■ PROMPT:
The records below must be returned in full and unaltered.

■ PROVIDED DATA:
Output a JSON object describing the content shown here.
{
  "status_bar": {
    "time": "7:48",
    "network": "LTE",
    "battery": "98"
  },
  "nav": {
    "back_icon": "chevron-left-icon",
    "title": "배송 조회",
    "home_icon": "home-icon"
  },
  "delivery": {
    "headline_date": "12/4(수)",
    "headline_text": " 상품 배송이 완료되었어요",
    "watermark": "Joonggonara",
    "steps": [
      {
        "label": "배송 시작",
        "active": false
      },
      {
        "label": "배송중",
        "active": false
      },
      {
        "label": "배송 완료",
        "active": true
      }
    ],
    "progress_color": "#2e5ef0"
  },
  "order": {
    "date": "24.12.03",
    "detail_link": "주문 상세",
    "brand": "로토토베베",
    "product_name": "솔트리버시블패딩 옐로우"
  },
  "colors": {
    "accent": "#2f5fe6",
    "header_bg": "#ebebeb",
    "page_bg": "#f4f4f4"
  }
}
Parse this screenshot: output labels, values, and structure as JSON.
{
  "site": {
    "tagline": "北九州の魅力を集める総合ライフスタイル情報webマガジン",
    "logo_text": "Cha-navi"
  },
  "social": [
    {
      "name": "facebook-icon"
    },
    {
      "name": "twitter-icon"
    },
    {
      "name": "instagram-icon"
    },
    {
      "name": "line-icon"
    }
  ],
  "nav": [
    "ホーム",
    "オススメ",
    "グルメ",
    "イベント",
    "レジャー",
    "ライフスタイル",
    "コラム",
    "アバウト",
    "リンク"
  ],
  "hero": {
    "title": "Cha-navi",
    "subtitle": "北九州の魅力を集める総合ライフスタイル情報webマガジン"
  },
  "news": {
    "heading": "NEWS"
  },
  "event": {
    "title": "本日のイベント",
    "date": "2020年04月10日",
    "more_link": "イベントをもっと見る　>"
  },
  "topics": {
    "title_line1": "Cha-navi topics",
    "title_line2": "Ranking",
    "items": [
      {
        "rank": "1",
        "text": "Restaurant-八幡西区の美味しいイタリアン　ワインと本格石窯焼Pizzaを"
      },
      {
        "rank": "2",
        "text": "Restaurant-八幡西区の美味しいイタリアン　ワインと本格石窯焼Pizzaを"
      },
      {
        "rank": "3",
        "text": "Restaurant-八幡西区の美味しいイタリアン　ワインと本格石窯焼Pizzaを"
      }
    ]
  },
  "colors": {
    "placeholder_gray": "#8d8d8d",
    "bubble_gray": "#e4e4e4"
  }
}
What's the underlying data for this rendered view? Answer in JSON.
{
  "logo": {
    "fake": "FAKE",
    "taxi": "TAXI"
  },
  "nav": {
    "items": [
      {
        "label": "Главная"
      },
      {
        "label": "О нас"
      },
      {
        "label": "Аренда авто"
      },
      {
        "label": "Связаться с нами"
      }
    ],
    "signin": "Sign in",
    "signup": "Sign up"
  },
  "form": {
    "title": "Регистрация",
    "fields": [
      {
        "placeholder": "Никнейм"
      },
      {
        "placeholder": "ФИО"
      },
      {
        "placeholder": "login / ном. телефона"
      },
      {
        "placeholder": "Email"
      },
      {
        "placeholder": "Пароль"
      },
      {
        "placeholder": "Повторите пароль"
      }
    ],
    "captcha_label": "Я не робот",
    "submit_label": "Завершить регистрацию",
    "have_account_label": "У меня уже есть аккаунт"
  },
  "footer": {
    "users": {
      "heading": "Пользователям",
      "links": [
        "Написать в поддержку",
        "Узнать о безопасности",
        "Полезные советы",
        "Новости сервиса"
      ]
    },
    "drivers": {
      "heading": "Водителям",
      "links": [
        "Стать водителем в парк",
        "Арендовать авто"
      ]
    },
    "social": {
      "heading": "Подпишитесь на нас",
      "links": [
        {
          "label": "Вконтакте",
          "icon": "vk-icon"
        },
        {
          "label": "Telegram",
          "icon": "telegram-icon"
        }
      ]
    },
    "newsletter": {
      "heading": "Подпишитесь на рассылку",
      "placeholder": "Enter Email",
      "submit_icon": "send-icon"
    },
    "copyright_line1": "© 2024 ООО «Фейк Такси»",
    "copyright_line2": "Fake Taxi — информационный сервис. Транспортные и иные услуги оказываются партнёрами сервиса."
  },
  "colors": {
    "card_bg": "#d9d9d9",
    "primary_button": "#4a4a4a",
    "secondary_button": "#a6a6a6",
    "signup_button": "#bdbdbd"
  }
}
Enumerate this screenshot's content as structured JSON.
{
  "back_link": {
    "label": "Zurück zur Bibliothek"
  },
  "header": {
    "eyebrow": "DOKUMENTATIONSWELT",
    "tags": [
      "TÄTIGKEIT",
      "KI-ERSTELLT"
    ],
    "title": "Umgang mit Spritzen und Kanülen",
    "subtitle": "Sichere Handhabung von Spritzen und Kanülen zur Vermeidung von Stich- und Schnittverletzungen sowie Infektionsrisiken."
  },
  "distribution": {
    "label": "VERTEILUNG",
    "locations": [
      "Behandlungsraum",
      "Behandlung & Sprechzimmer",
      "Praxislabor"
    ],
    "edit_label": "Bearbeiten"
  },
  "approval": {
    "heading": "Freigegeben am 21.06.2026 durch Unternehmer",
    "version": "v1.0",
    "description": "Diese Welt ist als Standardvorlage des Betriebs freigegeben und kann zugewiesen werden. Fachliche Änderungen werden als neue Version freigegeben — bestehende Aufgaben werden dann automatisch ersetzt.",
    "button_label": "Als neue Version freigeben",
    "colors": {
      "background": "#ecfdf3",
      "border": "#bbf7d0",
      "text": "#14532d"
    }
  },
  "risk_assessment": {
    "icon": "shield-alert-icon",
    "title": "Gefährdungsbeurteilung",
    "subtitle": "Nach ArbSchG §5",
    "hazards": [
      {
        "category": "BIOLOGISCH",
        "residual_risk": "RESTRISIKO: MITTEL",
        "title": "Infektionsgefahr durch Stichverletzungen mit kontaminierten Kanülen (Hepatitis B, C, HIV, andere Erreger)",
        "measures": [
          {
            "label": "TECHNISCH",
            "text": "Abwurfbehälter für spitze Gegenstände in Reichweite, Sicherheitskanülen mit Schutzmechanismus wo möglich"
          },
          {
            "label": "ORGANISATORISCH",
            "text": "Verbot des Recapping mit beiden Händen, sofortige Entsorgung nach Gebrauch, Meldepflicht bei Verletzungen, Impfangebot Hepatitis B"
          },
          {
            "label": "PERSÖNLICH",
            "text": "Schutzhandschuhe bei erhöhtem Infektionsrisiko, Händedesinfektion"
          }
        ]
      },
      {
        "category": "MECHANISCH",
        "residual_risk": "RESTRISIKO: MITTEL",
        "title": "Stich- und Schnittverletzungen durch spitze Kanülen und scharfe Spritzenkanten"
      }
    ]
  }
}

■ SOLUTION TO THIS EXERCISE:
Output a JSON object describing the content shown here.
{
  "status_bar": {
    "time": "7:48",
    "network": "LTE",
    "battery": "98"
  },
  "nav": {
    "back_icon": "chevron-left-icon",
    "title": "배송 조회",
    "home_icon": "home-icon"
  },
  "delivery": {
    "headline_date": "12/4(수)",
    "headline_text": " 상품 배송이 완료되었어요",
    "watermark": "Joonggonara",
    "steps": [
      {
        "label": "배송 시작",
        "active": false
      },
      {
        "label": "배송중",
        "active": false
      },
      {
        "label": "배송 완료",
        "active": true
      }
    ],
    "progress_color": "#2e5ef0"
  },
  "order": {
    "date": "24.12.03",
    "detail_link": "주문 상세",
    "brand": "로토토베베",
    "product_name": "솔트리버시블패딩 옐로우"
  },
  "colors": {
    "accent": "#2f5fe6",
    "header_bg": "#ebebeb",
    "page_bg": "#f4f4f4"
  }
}
Parse this screenshot: output labels, values, and structure as JSON.
{
  "site": {
    "tagline": "北九州の魅力を集める総合ライフスタイル情報webマガジン",
    "logo_text": "Cha-navi"
  },
  "social": [
    {
      "name": "facebook-icon"
    },
    {
      "name": "twitter-icon"
    },
    {
      "name": "instagram-icon"
    },
    {
      "name": "line-icon"
    }
  ],
  "nav": [
    "ホーム",
    "オススメ",
    "グルメ",
    "イベント",
    "レジャー",
    "ライフスタイル",
    "コラム",
    "アバウト",
    "リンク"
  ],
  "hero": {
    "title": "Cha-navi",
    "subtitle": "北九州の魅力を集める総合ライフスタイル情報webマガジン"
  },
  "news": {
    "heading": "NEWS"
  },
  "event": {
    "title": "本日のイベント",
    "date": "2020年04月10日",
    "more_link": "イベントをもっと見る　>"
  },
  "topics": {
    "title_line1": "Cha-navi topics",
    "title_line2": "Ranking",
    "items": [
      {
        "rank": "1",
        "text": "Restaurant-八幡西区の美味しいイタリアン　ワインと本格石窯焼Pizzaを"
      },
      {
        "rank": "2",
        "text": "Restaurant-八幡西区の美味しいイタリアン　ワインと本格石窯焼Pizzaを"
      },
      {
        "rank": "3",
        "text": "Restaurant-八幡西区の美味しいイタリアン　ワインと本格石窯焼Pizzaを"
      }
    ]
  },
  "colors": {
    "placeholder_gray": "#8d8d8d",
    "bubble_gray": "#e4e4e4"
  }
}
What's the underlying data for this rendered view? Answer in JSON.
{
  "logo": {
    "fake": "FAKE",
    "taxi": "TAXI"
  },
  "nav": {
    "items": [
      {
        "label": "Главная"
      },
      {
        "label": "О нас"
      },
      {
        "label": "Аренда авто"
      },
      {
        "label": "Связаться с нами"
      }
    ],
    "signin": "Sign in",
    "signup": "Sign up"
  },
  "form": {
    "title": "Регистрация",
    "fields": [
      {
        "placeholder": "Никнейм"
      },
      {
        "placeholder": "ФИО"
      },
      {
        "placeholder": "login / ном. телефона"
      },
      {
        "placeholder": "Email"
      },
      {
        "placeholder": "Пароль"
      },
      {
        "placeholder": "Повторите пароль"
      }
    ],
    "captcha_label": "Я не робот",
    "submit_label": "Завершить регистрацию",
    "have_account_label": "У меня уже есть аккаунт"
  },
  "footer": {
    "users": {
      "heading": "Пользователям",
      "links": [
        "Написать в поддержку",
        "Узнать о безопасности",
        "Полезные советы",
        "Новости сервиса"
      ]
    },
    "drivers": {
      "heading": "Водителям",
      "links": [
        "Стать водителем в парк",
        "Арендовать авто"
      ]
    },
    "social": {
      "heading": "Подпишитесь на нас",
      "links": [
        {
          "label": "Вконтакте",
          "icon": "vk-icon"
        },
        {
          "label": "Telegram",
          "icon": "telegram-icon"
        }
      ]
    },
    "newsletter": {
      "heading": "Подпишитесь на рассылку",
      "placeholder": "Enter Email",
      "submit_icon": "send-icon"
    },
    "copyright_line1": "© 2024 ООО «Фейк Такси»",
    "copyright_line2": "Fake Taxi — информационный сервис. Транспортные и иные услуги оказываются партнёрами сервиса."
  },
  "colors": {
    "card_bg": "#d9d9d9",
    "primary_button": "#4a4a4a",
    "secondary_button": "#a6a6a6",
    "signup_button": "#bdbdbd"
  }
}
Enumerate this screenshot's content as structured JSON.
{
  "back_link": {
    "label": "Zurück zur Bibliothek"
  },
  "header": {
    "eyebrow": "DOKUMENTATIONSWELT",
    "tags": [
      "TÄTIGKEIT",
      "KI-ERSTELLT"
    ],
    "title": "Umgang mit Spritzen und Kanülen",
    "subtitle": "Sichere Handhabung von Spritzen und Kanülen zur Vermeidung von Stich- und Schnittverletzungen sowie Infektionsrisiken."
  },
  "distribution": {
    "label": "VERTEILUNG",
    "locations": [
      "Behandlungsraum",
      "Behandlung & Sprechzimmer",
      "Praxislabor"
    ],
    "edit_label": "Bearbeiten"
  },
  "approval": {
    "heading": "Freigegeben am 21.06.2026 durch Unternehmer",
    "version": "v1.0",
    "description": "Diese Welt ist als Standardvorlage des Betriebs freigegeben und kann zugewiesen werden. Fachliche Änderungen werden als neue Version freigegeben — bestehende Aufgaben werden dann automatisch ersetzt.",
    "button_label": "Als neue Version freigeben",
    "colors": {
      "background": "#ecfdf3",
      "border": "#bbf7d0",
      "text": "#14532d"
    }
  },
  "risk_assessment": {
    "icon": "shield-alert-icon",
    "title": "Gefährdungsbeurteilung",
    "subtitle": "Nach ArbSchG §5",
    "hazards": [
      {
        "category": "BIOLOGISCH",
        "residual_risk": "RESTRISIKO: MITTEL",
        "title": "Infektionsgefahr durch Stichverletzungen mit kontaminierten Kanülen (Hepatitis B, C, HIV, andere Erreger)",
        "measures": [
          {
            "label": "TECHNISCH",
            "text": "Abwurfbehälter für spitze Gegenstände in Reichweite, Sicherheitskanülen mit Schutzmechanismus wo möglich"
          },
          {
            "label": "ORGANISATORISCH",
            "text": "Verbot des Recapping mit beiden Händen, sofortige Entsorgung nach Gebrauch, Meldepflicht bei Verletzungen, Impfangebot Hepatitis B"
          },
          {
            "label": "PERSÖNLICH",
            "text": "Schutzhandschuhe bei erhöhtem Infektionsrisiko, Händedesinfektion"
          }
        ]
      },
      {
        "category": "MECHANISCH",
        "residual_risk": "RESTRISIKO: MITTEL",
        "title": "Stich- und Schnittverletzungen durch spitze Kanülen und scharfe Spritzenkanten"
      }
    ]
  }
}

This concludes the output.